Input records:
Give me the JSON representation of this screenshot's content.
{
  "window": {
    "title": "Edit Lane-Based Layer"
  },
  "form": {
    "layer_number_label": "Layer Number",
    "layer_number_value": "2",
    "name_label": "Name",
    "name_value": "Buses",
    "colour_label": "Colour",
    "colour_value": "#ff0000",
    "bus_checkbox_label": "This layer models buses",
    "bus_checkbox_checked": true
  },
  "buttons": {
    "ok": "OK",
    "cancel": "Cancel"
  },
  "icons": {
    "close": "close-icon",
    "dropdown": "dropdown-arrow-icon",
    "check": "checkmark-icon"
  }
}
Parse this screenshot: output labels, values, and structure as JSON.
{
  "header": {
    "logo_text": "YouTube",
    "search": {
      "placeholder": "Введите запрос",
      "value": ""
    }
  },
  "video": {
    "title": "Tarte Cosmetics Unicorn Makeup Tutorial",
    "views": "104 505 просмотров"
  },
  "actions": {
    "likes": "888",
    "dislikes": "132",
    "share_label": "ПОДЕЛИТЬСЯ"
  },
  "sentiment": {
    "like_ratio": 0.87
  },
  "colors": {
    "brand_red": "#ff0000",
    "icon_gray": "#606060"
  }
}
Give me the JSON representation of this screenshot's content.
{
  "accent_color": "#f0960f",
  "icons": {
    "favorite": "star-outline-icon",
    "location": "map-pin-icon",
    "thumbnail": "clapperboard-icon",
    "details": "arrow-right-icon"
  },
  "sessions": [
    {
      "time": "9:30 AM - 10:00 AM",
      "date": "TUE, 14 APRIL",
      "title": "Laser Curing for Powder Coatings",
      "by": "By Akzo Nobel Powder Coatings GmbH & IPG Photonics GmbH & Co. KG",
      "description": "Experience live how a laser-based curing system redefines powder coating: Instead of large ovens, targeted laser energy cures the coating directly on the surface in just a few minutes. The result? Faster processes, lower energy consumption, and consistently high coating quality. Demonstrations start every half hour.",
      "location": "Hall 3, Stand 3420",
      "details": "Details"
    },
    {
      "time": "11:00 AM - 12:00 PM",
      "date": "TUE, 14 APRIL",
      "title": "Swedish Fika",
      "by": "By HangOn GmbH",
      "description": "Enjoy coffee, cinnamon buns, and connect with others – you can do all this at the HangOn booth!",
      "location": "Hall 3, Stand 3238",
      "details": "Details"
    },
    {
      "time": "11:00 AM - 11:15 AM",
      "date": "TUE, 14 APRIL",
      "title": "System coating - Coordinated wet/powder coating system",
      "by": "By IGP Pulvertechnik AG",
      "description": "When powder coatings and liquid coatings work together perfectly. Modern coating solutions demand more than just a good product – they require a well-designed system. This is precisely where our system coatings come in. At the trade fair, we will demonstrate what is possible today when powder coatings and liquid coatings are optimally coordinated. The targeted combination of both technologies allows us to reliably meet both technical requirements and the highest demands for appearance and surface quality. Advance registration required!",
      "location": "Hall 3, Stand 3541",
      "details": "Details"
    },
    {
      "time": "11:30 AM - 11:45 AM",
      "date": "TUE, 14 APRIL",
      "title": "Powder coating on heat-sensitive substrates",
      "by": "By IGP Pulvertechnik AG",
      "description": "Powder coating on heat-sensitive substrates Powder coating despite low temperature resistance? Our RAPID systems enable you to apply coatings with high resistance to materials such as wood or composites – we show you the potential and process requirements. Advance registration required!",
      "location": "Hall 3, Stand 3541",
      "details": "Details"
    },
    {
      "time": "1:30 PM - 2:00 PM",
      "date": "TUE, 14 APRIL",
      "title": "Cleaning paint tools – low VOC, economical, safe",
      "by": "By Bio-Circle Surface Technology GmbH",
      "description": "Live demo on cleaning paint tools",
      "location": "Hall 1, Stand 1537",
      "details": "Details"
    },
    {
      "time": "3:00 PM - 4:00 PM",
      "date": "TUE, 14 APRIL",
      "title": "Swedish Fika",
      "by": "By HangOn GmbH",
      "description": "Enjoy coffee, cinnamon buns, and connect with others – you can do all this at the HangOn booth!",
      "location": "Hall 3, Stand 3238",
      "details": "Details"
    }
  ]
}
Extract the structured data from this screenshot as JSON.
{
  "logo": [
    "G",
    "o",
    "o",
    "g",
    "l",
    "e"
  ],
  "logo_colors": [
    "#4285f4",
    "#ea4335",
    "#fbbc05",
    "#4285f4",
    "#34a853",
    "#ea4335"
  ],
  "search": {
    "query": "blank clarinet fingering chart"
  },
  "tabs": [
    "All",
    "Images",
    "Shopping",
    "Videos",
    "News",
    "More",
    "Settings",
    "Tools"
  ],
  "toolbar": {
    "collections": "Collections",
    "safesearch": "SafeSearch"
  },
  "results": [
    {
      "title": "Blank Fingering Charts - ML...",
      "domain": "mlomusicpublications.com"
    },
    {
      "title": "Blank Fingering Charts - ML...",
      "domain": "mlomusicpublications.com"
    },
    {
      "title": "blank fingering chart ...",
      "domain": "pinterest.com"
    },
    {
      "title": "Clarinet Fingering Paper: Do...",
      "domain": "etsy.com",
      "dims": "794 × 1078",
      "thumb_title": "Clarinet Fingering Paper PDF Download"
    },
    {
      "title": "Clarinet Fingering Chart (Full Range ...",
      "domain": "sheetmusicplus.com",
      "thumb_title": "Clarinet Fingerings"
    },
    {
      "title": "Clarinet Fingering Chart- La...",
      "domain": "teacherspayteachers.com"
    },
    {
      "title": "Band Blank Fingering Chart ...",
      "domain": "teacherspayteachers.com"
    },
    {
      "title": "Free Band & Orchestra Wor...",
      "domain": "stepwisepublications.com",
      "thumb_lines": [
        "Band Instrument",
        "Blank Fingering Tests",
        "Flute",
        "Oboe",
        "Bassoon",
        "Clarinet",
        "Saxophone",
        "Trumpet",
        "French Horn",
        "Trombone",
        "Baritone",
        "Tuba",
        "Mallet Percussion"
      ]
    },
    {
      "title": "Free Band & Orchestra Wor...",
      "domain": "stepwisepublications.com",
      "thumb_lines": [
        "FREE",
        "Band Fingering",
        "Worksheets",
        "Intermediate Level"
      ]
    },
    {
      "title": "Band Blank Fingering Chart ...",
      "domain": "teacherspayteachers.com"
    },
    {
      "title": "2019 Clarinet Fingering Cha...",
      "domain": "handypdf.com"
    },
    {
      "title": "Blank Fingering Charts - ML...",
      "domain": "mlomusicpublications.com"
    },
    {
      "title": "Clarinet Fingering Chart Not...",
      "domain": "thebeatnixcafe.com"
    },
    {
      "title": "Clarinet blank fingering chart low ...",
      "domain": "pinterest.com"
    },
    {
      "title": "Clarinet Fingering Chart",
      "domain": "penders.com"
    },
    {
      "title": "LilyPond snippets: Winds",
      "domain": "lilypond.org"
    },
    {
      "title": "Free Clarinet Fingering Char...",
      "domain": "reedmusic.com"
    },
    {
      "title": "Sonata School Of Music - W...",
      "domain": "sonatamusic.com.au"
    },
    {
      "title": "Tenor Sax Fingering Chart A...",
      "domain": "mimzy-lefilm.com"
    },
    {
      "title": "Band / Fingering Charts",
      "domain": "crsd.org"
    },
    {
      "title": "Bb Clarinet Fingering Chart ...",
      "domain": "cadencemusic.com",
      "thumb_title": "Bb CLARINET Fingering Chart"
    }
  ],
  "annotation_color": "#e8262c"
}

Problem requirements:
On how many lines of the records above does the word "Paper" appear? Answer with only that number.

Response to this task:
2